With the passage of time, attitudes about how much information is to be divulged to patients about their medical conditions have evolved. In Decorum, Hippocrates wrote, “… conceal most things from the patient while you are attending him. Give orders with cheerfulness and serenity, turning attention away from what is being done to him [because] a forecast of what is to come can cause a turn for the worse.” In 1847, when the American Medical Association (AMA) published their First Code of Medical Ethics, they agreed, stating that “The life of a sick person can be shortened not only by the acts, but also by the words or manner of a physician. It is, therefore, a sacred duty to guard himself carefully in this respect, and to avoid all things which have a tendency to discourage the patient and depress his spirits.”

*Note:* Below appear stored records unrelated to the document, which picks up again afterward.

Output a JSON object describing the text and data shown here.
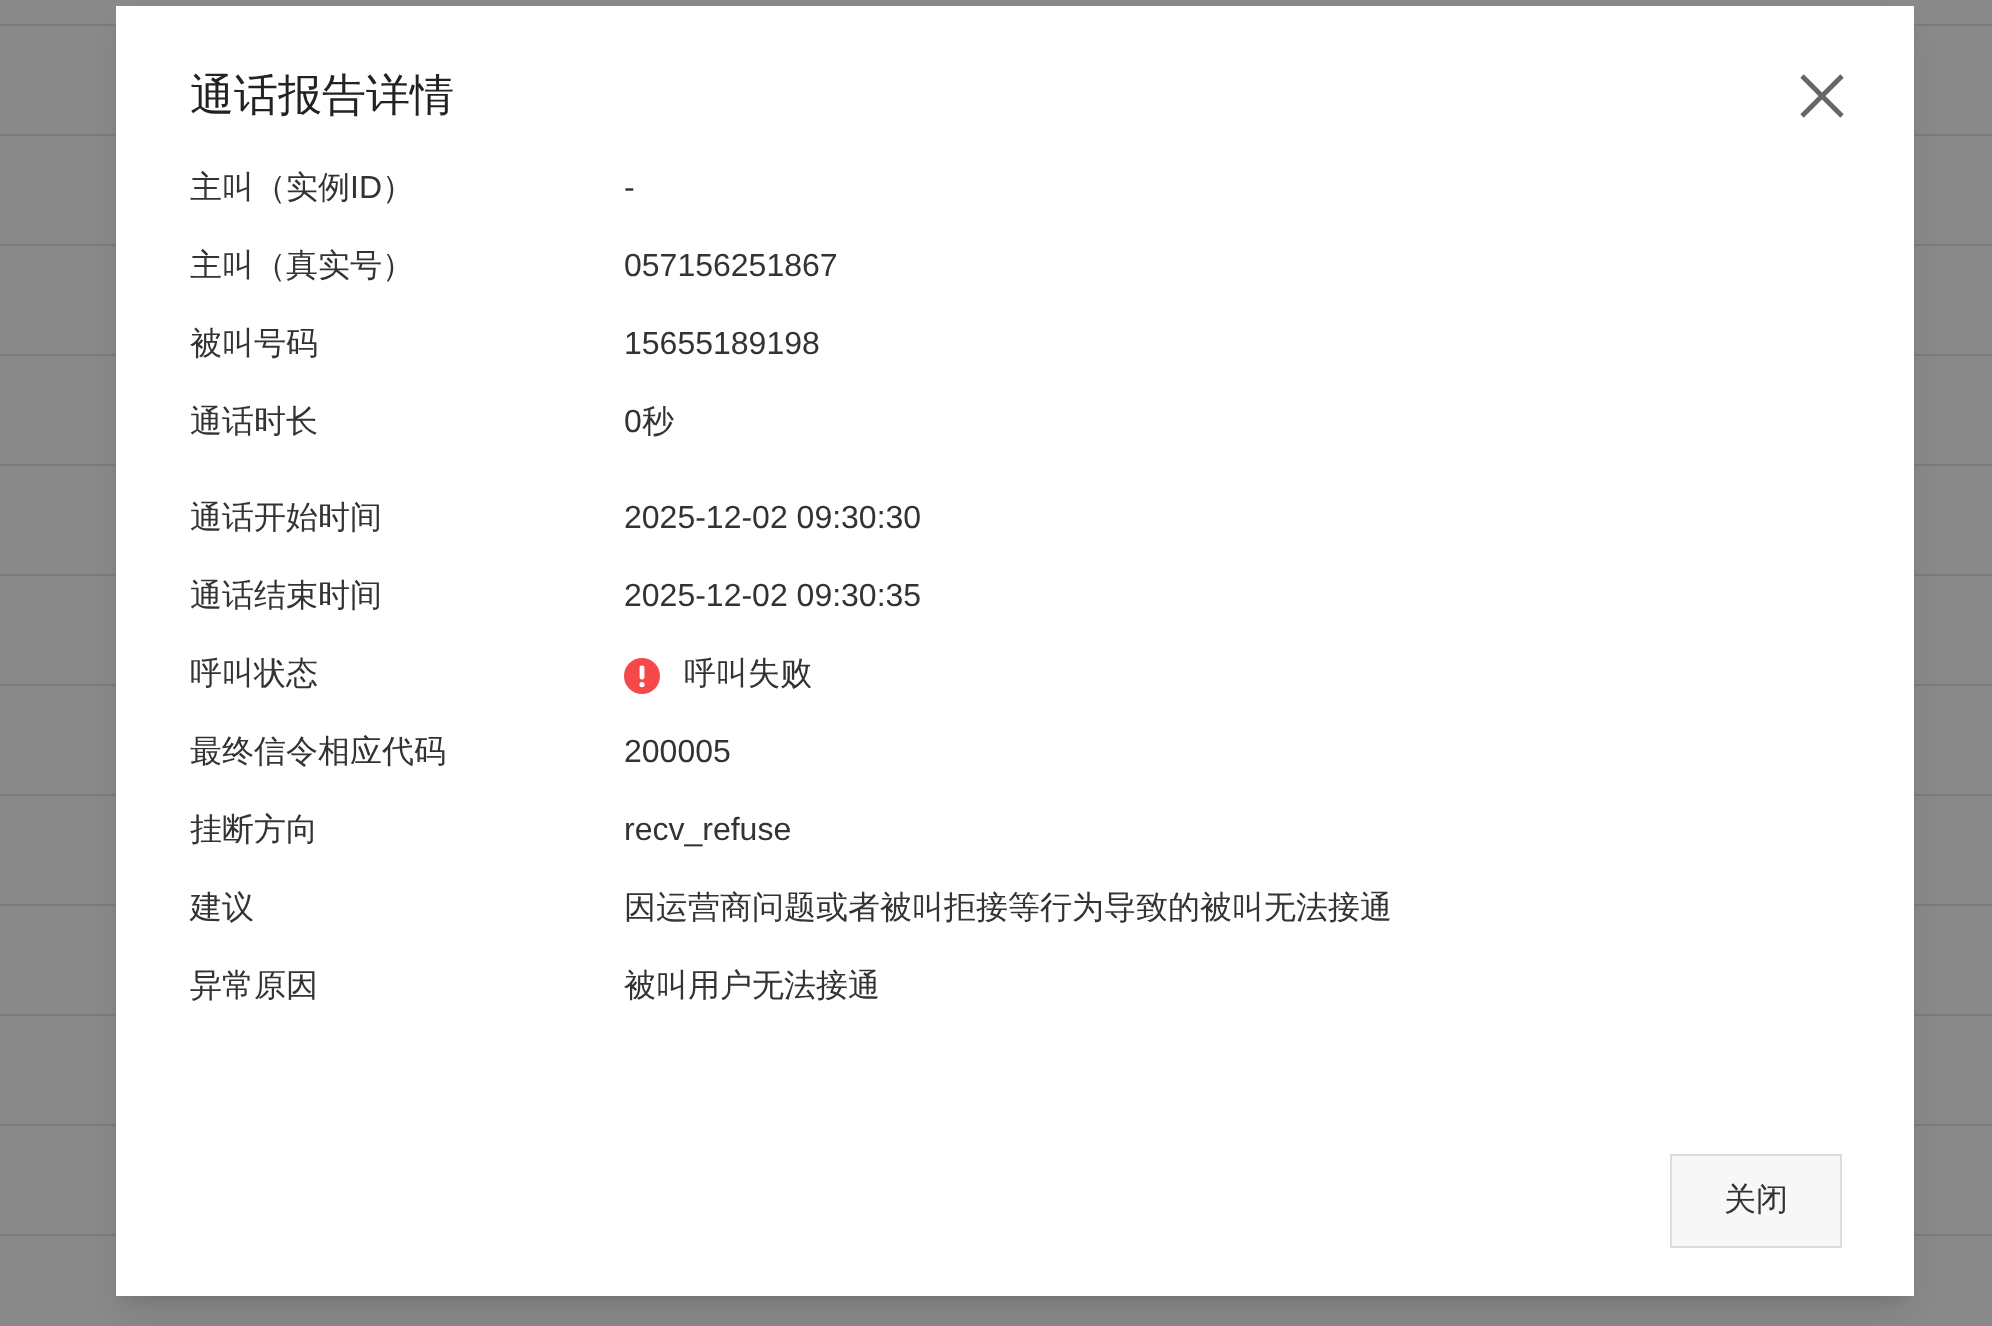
{
  "dialog": {
    "title": "通话报告详情",
    "sections": [
      {
        "fields": [
          {
            "kind": "text",
            "label": "主叫（实例ID）",
            "value": "-"
          },
          {
            "kind": "text",
            "label": "主叫（真实号）",
            "value": "057156251867"
          },
          {
            "kind": "text",
            "label": "被叫号码",
            "value": "15655189198"
          },
          {
            "kind": "text",
            "label": "通话时长",
            "value": "0秒"
          }
        ]
      },
      {
        "fields": [
          {
            "kind": "text",
            "label": "通话开始时间",
            "value": "2025-12-02 09:30:30"
          },
          {
            "kind": "text",
            "label": "通话结束时间",
            "value": "2025-12-02 09:30:35"
          },
          {
            "kind": "error",
            "label": "呼叫状态",
            "value": "呼叫失败"
          },
          {
            "kind": "text",
            "label": "最终信令相应代码",
            "value": "200005"
          },
          {
            "kind": "text",
            "label": "挂断方向",
            "value": "recv_refuse"
          },
          {
            "kind": "text",
            "label": "建议",
            "value": "因运营商问题或者被叫拒接等行为导致的被叫无法接通"
          },
          {
            "kind": "text",
            "label": "异常原因",
            "value": "被叫用户无法接通"
          }
        ]
      }
    ],
    "close_button": "关闭"
  }
}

Over time, there has been a dramatic change in attitudes and practice patterns in this regard among physicians. In 1961, 90% of physicians preferred not to share a cancer diagnosis with their patients. In 1990, the data showed a dramatic upward trend in disclosure with 97% of surveyed physicians disclosing an unfavorable diagnosis to their patients. This could be partly due to the improvement in treatment regimens for chronic diseases, such as cancer and AIDS, over time; with these advances, it has become easier for physicians to deliver serious news to patients while simultaneously offering the hope for effective treatment necessary to sustain them through their illness. However, along with treatments come treatment failures, recurrence of disease and what may be irreversible side effects of those treatments, requiring physicians to also explore these less favorable scenarios with patients. Ninety-five percent of patients prefer to be informed of their diagnoses, though there is some variation in what specifically they want to know. For example, most want to know about their chances for cure and effective treatment options, and fewer want to know about their specific prognosis especially if this news is not positive. Unfortunately, the literature has shown that most doctors receive little or no training in communicating serious news to patients, and even those who do it regularly are unsure of their ability to do it effectively.
COMMUNICATING SERIOUS NEWS
Bad news is defined in the literature as any information likely to alter drastically a patient’s view of his or her future. Objectively, serious news can be a life-threatening condition, particularly cancer, but could also include other fatal or serious diagnoses, the death of a loved one, treatment failures, or transitions in care (i.e., to hospice). It is important to remember that serious news is a subjective experience that depends on the patient’s expectations and understanding of the situation. For example, patients may be relieved by a diagnosis of a stroke if they had previously believed that they had a brain tumor. Alternatively, the diagnosis of hypertension may be ...